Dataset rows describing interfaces
*** Block opens ***
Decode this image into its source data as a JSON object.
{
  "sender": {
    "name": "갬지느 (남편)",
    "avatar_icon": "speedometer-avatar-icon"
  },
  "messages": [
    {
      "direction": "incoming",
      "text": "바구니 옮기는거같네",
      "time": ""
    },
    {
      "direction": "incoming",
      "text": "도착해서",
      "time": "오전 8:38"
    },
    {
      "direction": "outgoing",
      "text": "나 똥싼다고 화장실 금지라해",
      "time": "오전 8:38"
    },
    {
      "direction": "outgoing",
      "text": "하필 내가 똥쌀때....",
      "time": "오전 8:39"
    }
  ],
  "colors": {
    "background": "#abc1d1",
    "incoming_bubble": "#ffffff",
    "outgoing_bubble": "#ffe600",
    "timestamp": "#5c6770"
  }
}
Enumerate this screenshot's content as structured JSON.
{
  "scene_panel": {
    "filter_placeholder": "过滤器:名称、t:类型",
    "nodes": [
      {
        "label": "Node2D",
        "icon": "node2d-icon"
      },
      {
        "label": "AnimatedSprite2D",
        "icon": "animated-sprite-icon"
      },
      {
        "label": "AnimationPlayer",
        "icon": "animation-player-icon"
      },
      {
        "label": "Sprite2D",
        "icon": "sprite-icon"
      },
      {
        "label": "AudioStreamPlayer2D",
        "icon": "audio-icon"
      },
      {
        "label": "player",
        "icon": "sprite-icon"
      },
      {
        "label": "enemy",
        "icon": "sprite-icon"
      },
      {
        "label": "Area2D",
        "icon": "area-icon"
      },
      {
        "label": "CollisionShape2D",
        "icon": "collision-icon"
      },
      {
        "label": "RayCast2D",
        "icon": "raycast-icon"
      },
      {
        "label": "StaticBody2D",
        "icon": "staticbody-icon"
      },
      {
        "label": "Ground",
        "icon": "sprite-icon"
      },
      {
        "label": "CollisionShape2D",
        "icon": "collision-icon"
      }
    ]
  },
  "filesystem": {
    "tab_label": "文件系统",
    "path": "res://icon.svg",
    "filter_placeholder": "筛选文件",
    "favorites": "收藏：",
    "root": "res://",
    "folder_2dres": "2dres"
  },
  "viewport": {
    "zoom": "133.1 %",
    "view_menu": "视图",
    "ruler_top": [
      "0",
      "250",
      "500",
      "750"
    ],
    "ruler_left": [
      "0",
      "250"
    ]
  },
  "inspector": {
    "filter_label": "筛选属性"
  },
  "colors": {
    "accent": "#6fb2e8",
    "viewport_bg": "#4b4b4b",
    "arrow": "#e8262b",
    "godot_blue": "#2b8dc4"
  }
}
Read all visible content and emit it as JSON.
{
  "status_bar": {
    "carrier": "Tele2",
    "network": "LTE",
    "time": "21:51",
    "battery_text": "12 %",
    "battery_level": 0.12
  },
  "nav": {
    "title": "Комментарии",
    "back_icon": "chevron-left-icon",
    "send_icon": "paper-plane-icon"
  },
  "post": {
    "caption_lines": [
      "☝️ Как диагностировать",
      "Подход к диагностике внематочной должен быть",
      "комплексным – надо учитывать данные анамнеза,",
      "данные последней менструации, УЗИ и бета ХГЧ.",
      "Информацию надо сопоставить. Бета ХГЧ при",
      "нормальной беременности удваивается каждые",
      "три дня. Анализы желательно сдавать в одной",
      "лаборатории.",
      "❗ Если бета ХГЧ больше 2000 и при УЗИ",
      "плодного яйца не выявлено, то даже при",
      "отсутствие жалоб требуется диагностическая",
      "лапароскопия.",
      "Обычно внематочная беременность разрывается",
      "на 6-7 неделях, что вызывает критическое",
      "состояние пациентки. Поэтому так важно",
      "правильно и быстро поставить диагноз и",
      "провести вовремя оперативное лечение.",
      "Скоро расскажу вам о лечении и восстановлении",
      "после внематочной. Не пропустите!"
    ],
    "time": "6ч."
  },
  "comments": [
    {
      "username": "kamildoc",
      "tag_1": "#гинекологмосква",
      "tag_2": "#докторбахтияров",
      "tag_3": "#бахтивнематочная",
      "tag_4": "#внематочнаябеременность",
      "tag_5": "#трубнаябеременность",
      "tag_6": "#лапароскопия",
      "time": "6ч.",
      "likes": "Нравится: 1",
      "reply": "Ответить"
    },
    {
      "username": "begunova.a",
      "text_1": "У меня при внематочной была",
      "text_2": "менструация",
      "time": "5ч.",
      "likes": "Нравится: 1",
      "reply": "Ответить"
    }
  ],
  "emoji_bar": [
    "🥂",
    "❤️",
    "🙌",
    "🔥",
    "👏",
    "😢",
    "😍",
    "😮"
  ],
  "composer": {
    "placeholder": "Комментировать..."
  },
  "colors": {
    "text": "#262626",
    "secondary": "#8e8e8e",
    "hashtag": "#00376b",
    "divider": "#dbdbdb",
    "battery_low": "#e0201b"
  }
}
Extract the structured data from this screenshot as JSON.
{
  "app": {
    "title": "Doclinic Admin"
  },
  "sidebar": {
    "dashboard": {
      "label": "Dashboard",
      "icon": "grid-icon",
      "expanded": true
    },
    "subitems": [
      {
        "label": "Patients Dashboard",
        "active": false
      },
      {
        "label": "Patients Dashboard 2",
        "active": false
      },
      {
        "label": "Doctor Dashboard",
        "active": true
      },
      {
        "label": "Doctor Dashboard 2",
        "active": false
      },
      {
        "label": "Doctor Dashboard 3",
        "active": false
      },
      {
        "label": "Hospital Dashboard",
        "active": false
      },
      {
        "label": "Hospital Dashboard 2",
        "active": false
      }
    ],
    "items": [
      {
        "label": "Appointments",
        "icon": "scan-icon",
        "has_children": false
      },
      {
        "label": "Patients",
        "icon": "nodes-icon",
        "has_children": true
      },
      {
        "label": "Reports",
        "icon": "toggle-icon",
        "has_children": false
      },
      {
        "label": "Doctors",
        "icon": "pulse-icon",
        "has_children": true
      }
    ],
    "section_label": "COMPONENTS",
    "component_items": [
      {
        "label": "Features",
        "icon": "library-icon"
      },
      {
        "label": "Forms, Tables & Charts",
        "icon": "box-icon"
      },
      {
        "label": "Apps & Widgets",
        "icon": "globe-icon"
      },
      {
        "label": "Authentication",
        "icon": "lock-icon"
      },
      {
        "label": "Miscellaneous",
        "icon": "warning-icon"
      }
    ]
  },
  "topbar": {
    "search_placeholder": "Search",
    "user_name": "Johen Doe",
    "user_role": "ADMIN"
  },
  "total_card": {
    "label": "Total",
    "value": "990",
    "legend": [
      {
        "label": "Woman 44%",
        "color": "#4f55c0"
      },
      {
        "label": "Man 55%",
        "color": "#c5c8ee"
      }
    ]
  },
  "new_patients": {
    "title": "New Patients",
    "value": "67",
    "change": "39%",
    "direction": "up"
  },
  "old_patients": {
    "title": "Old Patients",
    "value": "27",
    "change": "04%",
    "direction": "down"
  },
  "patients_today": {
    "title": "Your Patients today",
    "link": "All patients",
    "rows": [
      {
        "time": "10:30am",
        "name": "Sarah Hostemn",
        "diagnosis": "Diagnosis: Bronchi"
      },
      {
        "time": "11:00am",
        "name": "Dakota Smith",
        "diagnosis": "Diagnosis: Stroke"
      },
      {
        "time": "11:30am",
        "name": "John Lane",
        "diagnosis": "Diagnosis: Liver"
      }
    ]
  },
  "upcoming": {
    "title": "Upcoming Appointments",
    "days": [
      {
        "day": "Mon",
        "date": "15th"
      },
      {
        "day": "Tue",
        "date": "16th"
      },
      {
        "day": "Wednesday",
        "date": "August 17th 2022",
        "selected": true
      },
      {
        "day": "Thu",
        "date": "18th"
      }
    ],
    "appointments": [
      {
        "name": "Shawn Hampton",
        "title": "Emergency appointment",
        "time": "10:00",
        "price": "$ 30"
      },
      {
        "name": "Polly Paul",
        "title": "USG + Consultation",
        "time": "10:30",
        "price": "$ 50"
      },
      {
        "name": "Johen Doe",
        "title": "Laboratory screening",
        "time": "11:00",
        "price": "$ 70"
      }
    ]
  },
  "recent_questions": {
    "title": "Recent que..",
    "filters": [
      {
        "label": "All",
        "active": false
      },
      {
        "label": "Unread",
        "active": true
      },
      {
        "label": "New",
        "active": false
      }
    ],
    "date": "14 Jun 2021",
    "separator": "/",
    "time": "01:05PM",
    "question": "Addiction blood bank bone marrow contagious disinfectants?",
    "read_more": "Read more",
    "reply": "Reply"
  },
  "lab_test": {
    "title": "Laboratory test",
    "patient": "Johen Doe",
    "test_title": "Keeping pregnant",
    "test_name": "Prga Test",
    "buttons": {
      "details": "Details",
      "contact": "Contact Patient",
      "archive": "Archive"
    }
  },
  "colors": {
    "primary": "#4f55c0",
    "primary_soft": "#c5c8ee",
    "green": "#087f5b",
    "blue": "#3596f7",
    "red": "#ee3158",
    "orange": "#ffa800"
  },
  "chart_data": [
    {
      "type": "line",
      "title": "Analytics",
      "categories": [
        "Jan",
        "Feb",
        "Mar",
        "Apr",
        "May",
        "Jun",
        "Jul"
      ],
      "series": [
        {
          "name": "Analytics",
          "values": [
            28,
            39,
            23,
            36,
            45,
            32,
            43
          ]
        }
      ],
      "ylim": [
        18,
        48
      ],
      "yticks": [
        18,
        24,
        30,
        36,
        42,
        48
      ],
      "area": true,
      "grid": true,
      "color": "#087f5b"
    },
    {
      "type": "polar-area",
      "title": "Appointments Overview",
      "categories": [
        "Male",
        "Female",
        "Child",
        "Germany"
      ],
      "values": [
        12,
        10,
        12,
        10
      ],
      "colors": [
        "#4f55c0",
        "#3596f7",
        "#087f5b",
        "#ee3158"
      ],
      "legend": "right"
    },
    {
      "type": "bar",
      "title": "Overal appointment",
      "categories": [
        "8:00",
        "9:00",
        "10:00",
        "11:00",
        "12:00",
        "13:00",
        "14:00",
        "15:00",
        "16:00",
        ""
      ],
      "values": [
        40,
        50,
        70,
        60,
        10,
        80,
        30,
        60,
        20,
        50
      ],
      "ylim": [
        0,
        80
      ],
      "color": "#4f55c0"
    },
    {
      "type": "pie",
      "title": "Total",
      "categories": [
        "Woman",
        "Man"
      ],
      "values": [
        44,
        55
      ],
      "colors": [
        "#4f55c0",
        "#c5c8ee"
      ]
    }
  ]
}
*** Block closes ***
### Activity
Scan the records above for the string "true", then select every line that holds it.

### Exercise response
      "expanded": true
        "active": true
        "has_children": true
        "has_children": true
        "selected": true
        "active": true
      "area": true,
      "grid": true,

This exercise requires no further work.